WORK ORDER
From the entries below, please gather each line containing the string "println".

Extracted data entries
%%

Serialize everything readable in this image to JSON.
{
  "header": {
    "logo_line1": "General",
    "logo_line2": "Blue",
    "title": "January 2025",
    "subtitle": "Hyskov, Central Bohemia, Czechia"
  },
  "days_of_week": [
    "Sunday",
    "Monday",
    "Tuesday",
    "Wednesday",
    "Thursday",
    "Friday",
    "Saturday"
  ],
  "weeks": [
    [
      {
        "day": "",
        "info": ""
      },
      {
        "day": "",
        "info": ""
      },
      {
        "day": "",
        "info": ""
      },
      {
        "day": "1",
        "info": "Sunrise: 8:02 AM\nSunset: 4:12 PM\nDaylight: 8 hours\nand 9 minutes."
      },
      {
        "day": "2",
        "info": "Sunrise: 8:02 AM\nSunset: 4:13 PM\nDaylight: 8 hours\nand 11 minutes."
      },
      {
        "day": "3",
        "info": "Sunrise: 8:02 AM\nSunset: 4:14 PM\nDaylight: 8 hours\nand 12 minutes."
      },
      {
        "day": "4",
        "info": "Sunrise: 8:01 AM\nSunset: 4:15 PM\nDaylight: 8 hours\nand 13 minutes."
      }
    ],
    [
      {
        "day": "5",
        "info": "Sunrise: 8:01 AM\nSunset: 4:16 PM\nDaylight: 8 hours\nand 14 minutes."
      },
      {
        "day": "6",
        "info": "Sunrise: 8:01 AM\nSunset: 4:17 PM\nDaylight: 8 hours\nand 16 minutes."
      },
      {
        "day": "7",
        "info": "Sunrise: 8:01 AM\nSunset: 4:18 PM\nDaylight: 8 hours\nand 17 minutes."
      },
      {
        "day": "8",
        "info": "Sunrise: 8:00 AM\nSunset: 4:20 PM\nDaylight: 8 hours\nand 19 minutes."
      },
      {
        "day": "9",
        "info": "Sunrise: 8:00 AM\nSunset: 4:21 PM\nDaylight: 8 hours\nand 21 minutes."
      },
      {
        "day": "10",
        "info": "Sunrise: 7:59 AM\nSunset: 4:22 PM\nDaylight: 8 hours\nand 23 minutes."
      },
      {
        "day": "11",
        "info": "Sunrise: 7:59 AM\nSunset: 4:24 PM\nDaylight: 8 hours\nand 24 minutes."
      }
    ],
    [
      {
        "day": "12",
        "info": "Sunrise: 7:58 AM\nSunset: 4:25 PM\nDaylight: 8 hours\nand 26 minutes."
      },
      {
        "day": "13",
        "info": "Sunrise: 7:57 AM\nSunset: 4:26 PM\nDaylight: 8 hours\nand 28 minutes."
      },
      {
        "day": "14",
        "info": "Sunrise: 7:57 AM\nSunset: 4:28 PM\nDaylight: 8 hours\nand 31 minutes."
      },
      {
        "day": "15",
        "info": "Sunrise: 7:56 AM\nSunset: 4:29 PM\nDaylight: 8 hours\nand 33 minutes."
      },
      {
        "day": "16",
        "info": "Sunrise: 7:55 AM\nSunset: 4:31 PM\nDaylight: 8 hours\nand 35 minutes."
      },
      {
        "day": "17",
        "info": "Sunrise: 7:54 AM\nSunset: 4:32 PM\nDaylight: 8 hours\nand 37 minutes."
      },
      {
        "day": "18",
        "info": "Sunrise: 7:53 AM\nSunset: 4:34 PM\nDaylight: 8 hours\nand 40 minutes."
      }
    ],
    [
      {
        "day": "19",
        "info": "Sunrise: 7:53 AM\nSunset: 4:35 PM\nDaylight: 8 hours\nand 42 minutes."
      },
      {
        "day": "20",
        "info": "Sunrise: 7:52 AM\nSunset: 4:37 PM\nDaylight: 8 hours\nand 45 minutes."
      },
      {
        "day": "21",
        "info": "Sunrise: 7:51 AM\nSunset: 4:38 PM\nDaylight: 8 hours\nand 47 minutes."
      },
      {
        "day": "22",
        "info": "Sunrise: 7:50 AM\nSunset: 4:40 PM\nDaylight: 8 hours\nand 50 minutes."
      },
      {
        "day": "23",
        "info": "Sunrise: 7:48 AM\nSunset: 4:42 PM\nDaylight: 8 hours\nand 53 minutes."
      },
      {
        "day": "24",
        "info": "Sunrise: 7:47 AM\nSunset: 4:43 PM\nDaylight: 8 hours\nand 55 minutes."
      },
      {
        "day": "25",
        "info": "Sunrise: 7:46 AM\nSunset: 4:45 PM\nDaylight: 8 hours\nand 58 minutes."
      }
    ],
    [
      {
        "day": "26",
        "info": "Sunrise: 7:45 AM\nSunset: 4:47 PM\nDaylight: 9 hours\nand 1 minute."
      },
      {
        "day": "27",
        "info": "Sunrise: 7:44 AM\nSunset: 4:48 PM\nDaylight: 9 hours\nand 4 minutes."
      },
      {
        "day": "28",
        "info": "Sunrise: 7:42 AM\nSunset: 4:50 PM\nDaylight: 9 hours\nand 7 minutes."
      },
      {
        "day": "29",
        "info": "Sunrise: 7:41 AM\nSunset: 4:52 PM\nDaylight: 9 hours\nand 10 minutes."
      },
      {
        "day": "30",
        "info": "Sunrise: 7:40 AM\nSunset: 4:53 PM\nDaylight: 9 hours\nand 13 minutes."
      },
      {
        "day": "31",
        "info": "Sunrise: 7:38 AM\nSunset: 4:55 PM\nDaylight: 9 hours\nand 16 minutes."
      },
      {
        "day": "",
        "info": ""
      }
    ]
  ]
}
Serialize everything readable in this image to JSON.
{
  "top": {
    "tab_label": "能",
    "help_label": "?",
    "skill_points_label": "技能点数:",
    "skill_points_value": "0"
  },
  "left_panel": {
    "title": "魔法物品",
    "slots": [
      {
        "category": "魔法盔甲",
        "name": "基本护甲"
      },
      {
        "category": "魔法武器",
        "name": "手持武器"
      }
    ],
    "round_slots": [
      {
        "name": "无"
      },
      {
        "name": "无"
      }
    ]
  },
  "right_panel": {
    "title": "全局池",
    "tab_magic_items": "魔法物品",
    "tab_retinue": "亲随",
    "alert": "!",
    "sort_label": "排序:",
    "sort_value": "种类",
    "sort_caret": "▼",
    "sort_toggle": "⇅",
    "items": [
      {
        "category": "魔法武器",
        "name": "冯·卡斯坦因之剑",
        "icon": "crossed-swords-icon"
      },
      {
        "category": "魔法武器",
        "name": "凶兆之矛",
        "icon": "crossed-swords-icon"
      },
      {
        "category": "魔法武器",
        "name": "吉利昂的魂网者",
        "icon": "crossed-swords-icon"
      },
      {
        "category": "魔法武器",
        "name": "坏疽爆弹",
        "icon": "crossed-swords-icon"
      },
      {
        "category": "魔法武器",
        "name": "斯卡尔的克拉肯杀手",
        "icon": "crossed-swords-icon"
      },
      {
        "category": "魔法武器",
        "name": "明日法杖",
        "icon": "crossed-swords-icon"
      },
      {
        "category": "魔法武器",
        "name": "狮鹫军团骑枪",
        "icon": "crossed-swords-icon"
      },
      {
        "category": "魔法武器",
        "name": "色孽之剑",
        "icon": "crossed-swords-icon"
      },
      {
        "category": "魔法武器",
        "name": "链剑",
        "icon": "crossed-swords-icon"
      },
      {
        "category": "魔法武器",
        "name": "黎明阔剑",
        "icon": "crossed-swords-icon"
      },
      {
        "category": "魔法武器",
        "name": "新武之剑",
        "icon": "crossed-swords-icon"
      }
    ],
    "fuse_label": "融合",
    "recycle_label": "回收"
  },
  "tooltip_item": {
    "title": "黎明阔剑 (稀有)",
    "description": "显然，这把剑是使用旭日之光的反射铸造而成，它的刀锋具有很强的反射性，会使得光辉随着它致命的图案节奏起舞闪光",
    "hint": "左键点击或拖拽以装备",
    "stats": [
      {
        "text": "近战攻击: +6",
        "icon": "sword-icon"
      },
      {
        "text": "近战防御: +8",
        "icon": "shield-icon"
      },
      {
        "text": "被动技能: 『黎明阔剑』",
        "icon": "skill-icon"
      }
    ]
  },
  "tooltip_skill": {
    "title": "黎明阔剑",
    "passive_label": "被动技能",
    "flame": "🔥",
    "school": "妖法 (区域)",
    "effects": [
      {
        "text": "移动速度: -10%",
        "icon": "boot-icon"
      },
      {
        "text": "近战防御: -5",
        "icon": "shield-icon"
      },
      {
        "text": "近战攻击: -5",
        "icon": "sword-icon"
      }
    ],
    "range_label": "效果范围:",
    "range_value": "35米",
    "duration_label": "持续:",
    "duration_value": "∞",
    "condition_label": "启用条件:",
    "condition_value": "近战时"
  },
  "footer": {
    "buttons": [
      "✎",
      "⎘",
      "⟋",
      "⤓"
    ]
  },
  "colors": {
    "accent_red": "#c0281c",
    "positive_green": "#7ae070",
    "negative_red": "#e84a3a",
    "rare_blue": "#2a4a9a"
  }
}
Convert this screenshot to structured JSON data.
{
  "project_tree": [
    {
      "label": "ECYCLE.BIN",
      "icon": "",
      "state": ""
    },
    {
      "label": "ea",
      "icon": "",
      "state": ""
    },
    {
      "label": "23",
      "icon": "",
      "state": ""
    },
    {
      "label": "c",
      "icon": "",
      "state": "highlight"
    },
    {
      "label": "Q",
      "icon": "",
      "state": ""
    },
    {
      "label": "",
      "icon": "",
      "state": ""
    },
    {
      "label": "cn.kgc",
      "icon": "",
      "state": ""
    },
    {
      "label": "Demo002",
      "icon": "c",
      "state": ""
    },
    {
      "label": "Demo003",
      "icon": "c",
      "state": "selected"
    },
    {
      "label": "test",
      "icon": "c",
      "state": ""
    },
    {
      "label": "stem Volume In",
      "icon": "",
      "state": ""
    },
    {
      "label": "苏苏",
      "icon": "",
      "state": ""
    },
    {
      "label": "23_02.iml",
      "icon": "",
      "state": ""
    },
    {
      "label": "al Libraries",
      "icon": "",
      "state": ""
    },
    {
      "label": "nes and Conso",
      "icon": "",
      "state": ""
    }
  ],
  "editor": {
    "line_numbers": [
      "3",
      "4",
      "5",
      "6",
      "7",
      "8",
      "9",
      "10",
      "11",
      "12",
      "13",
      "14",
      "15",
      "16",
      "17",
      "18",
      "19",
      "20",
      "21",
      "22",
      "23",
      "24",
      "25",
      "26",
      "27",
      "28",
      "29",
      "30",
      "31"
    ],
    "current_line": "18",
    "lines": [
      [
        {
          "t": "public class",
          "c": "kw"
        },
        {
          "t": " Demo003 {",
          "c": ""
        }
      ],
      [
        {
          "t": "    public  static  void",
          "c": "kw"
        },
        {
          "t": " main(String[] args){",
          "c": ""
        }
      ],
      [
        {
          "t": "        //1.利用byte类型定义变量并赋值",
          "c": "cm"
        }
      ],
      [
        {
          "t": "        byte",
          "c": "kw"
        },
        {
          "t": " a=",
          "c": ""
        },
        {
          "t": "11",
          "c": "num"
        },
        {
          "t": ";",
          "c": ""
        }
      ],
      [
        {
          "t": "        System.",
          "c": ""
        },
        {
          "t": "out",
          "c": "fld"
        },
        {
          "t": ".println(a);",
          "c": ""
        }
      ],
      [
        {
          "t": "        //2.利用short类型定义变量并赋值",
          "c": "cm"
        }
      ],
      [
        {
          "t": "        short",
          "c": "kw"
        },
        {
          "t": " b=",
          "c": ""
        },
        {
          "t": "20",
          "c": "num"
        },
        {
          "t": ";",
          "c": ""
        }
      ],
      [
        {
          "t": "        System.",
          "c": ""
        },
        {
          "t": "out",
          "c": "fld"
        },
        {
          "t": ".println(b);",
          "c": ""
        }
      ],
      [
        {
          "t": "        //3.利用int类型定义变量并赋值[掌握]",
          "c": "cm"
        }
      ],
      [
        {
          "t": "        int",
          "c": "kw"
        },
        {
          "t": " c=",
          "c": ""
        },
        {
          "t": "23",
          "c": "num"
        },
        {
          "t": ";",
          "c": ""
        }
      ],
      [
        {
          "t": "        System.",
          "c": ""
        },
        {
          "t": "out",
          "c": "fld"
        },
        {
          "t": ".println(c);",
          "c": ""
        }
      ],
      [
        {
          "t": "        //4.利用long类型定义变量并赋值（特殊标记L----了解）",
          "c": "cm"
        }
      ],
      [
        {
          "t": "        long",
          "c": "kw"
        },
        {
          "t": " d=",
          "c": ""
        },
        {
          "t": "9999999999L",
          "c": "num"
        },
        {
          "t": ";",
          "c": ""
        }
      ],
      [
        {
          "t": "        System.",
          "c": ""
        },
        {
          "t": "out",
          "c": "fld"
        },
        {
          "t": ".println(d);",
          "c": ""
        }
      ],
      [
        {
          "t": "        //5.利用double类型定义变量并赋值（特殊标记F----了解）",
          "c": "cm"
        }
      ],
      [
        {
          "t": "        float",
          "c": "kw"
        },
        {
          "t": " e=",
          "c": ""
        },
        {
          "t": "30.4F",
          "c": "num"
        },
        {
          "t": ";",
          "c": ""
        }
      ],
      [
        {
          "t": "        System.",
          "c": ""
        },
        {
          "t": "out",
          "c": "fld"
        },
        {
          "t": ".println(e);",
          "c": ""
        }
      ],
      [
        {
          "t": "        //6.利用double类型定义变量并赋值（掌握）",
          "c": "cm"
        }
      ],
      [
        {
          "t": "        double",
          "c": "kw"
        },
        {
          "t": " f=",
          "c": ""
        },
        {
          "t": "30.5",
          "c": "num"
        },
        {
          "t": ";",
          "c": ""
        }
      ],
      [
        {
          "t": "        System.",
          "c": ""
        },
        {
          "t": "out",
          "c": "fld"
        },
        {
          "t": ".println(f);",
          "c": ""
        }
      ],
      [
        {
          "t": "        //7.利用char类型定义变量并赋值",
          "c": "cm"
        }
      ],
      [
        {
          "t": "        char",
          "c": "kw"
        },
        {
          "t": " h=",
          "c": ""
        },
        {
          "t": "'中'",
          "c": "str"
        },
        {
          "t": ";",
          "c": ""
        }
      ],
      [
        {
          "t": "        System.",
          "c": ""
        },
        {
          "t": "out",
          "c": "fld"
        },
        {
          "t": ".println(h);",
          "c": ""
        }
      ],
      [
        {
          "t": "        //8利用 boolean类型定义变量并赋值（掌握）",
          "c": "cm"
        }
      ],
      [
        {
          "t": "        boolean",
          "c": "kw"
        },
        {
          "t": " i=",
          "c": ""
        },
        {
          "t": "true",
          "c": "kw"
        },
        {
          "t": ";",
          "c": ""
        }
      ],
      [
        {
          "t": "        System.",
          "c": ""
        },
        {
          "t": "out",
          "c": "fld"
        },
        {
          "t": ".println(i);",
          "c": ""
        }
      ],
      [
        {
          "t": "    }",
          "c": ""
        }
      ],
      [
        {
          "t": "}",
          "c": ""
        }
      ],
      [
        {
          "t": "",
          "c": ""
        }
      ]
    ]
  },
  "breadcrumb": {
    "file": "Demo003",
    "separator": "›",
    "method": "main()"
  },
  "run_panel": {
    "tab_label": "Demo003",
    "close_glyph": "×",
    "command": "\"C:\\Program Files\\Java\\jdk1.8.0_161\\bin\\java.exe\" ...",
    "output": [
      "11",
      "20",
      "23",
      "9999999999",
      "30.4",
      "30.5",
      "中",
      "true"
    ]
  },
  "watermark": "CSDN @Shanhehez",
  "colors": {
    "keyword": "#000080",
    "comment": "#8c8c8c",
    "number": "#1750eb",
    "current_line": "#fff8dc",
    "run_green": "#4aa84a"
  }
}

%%

REPLY
          "t": ".println(a);",
          "t": ".println(b);",
          "t": ".println(c);",
          "t": ".println(d);",
          "t": ".println(e);",
          "t": ".println(f);",
          "t": ".println(h);",
          "t": ".println(i);",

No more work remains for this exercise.